By 1993, at Mr Deng's instigation, Mr Jiang had also picked up the titles of commander-in-chief of China's armed forces, and President of the People's Republic.

In China's opaque political system, however, job titles are no guarantee of status. Political power is more often linked to well-tested alliances and an effective client network behind the scenes. On this score, Mr Jiang is less secure. Has he the vision to lead the country towards a more mature system of government? Many Western analysts are unconvinced.

Born in 1926 in Jiangsu province, Mr Jiang's father was a martyr of the revolution who joined the party in 1930 and "sacrificed himself early on". In the official history, Mr Jiang "when young engaged in underground work" for the revolutionaries, joined the party in 1947 and graduated the next year in electrical engineering at Shanghai's Communications University. In 1955, like many of his generation, he was sent to the Soviet Union, and spent six years at the Stalin Automobile Plant in Moscow.

Back in China, he held administrative posts in various factories and research institutes until the Cultural Revolution, when he was sidelined but, according to the official histories, never lost his faith in communism.

Mr Jiang's rise to power started in 1982 when he was elected to the Central Committee. By 1985, he was the mayor of Shanghai. He joined the Politburo in 1987, and became Shanghai party chief the following year. He was only promoted to the Politburo standing committee in June 1989, due to his unexpected elevation to the position of party general secretary after the Tiananmen Square massacre.

The state propaganda machine has laboured to create an appropriate image of Mr Jiang as a man of the people. Official portraits describe him as "modest and courteous" and well- versed in classical Chinese poetry. He speaks English, Russian and Romanian, and likes art.

Foreign visitors often complained that the President rarely moved beyond pleasantries and formulaic restatements of official policy. According to one Western diplomat: "He has little grasp of detail, and the conversation jumps from one subject to the next. He likes to show off his languages, but meetings rarely yield much."

Another Peking diplomat said: "I've seen a lot of Jiang Zemin over the years. I don't think you can judge him entirely on the basis of the experience that the Westerner has in meetings with him.

"He may be a lot more effective and incisive in his purely Chinese roles. I think the verdict on him is sort of an unproven verdict."

On the military front, the president has none of the revolutionary stature of the Long March generation, and no army background. So over the past three years he has actively courted the generals, making regular high- profile visits to army units, and increasing the defence budget. The tacit support of the military will prove crucial given his weak political base. Mr Jiang's strongest card is his official designation as Mr Deng's successor. In the short term, he will also benefit from the fact that there is no obvious alternative candidate for the top job.

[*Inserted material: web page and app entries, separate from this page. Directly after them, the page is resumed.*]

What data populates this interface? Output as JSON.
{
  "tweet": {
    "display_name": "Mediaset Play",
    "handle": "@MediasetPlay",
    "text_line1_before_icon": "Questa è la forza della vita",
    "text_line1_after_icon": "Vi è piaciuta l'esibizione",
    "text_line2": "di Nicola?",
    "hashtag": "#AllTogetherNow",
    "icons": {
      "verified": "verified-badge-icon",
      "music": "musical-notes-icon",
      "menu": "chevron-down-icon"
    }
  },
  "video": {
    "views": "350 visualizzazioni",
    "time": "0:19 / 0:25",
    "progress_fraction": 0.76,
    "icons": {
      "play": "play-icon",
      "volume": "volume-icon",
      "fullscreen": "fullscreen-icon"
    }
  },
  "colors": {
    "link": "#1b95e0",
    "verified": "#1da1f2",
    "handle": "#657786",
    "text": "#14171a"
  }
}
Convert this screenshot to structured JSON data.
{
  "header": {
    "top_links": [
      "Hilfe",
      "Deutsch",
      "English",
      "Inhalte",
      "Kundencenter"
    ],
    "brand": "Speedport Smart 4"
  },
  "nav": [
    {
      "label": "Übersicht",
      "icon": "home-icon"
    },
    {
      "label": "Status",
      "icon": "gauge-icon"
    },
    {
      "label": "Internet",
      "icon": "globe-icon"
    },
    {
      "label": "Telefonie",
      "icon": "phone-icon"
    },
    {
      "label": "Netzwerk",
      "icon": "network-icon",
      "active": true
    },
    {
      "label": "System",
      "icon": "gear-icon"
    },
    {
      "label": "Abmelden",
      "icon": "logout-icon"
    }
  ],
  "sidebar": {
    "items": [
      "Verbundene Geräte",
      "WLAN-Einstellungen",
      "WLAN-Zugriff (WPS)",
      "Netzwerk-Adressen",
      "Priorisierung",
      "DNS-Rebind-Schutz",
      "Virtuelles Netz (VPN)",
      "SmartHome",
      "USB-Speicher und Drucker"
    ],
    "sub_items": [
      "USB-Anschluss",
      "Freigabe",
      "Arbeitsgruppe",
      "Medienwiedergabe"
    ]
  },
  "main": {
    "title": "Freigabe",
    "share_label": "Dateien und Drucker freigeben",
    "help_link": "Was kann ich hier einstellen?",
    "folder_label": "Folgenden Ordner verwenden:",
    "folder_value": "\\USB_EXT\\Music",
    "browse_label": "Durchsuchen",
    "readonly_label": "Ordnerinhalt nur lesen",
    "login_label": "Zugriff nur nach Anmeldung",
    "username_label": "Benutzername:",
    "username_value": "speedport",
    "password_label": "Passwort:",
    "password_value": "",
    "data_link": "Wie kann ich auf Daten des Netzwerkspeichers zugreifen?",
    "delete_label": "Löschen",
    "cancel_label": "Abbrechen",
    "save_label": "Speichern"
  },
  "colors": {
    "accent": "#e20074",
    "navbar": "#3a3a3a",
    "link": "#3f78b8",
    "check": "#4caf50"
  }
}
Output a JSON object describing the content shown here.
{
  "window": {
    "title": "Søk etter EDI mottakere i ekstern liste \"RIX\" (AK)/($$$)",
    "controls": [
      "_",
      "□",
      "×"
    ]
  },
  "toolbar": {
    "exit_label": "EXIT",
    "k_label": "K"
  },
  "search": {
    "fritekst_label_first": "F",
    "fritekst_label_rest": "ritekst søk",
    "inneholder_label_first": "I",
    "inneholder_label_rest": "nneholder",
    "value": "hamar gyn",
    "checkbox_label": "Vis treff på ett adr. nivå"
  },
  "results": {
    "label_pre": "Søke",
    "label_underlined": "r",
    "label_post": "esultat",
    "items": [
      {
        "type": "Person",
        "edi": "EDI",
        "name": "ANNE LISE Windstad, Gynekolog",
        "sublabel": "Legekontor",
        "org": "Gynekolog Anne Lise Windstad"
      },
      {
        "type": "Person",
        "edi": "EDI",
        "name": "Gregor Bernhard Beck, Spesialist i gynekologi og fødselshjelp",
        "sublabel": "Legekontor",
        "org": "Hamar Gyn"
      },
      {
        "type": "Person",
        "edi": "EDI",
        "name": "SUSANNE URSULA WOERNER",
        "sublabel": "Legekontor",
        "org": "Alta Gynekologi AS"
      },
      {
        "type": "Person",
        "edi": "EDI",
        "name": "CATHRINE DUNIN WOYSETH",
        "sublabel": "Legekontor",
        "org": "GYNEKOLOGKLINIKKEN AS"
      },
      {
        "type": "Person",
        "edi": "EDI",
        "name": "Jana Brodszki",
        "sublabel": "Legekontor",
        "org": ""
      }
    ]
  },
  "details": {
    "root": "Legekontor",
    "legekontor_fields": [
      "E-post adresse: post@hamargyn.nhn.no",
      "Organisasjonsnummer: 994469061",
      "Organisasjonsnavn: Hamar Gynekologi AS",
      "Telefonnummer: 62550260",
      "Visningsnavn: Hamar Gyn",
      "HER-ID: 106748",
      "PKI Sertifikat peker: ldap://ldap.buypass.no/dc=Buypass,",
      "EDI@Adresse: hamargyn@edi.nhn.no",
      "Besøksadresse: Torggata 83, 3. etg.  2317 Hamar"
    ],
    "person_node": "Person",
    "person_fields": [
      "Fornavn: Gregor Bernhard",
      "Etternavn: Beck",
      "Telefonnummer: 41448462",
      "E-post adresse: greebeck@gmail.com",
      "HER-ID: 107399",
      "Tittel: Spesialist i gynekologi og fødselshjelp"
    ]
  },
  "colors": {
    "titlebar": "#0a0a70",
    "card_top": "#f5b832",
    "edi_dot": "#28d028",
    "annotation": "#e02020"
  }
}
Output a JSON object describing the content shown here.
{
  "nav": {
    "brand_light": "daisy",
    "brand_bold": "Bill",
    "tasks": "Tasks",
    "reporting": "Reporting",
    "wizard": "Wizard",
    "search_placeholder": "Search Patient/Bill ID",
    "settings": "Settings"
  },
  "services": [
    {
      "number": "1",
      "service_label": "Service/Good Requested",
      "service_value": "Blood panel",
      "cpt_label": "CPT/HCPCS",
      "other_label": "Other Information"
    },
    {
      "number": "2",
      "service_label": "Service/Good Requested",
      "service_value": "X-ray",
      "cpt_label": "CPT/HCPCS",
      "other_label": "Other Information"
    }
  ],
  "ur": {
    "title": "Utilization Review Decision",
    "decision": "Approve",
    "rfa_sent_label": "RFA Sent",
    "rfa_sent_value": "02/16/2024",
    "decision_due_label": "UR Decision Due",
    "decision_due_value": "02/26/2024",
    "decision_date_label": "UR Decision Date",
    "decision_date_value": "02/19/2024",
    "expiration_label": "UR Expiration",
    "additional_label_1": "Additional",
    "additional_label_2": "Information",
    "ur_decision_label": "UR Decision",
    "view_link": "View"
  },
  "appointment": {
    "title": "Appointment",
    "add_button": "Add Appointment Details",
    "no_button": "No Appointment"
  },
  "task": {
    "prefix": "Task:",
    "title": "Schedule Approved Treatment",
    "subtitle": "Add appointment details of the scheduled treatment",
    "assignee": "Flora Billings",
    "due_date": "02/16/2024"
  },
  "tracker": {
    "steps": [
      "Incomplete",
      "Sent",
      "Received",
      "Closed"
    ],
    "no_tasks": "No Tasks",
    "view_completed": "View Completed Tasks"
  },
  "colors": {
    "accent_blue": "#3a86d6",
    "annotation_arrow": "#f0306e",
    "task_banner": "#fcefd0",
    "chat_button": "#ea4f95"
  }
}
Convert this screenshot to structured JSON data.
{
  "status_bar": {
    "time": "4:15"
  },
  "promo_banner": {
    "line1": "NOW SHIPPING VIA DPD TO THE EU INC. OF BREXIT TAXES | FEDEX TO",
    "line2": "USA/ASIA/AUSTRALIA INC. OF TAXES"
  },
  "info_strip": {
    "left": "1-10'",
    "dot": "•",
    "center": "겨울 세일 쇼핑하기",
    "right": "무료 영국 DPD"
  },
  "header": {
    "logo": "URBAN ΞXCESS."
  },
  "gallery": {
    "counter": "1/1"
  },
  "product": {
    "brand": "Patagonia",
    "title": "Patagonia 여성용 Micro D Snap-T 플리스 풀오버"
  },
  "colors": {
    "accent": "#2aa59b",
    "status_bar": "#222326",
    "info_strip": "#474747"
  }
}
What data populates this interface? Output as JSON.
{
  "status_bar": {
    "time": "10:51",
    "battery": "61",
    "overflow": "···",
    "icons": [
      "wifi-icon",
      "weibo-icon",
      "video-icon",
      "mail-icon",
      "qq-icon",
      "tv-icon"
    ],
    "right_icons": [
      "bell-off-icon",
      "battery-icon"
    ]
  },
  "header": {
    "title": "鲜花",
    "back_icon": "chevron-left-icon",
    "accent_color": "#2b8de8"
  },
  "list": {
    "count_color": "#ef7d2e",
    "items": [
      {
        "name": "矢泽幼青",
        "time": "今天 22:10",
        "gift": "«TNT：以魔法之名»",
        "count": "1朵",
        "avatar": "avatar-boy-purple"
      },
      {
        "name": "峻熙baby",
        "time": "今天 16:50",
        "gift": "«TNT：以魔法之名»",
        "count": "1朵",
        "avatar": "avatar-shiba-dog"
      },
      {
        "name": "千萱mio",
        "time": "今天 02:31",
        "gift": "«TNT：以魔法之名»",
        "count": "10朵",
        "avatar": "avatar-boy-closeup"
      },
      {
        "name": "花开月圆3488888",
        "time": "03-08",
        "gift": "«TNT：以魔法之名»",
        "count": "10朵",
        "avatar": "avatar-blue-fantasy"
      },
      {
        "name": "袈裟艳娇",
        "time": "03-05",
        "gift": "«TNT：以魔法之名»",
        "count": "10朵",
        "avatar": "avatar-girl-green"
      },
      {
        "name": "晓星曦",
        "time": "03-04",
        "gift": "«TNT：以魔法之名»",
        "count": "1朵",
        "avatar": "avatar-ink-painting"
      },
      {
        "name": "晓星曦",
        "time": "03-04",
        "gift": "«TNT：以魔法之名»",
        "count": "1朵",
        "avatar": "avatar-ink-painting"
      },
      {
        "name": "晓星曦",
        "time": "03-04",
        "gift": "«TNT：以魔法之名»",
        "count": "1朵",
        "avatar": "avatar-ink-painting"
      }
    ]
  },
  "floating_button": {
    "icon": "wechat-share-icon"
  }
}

The Prime Minister, Li Peng, is much hated because of his support of the Tiananmen Square shootings. Zhu Rongji, the deputy prime minister in charge of economic reforms, is widely respected among the new generation of technocrats, but has made powerful enemies during his attempts to cool the economy.

Qiao Shi, the head of the National People's Congress, is increasingly powerful but so far appears aligned with the President. At the moment, Mr Jiang has no clear rival.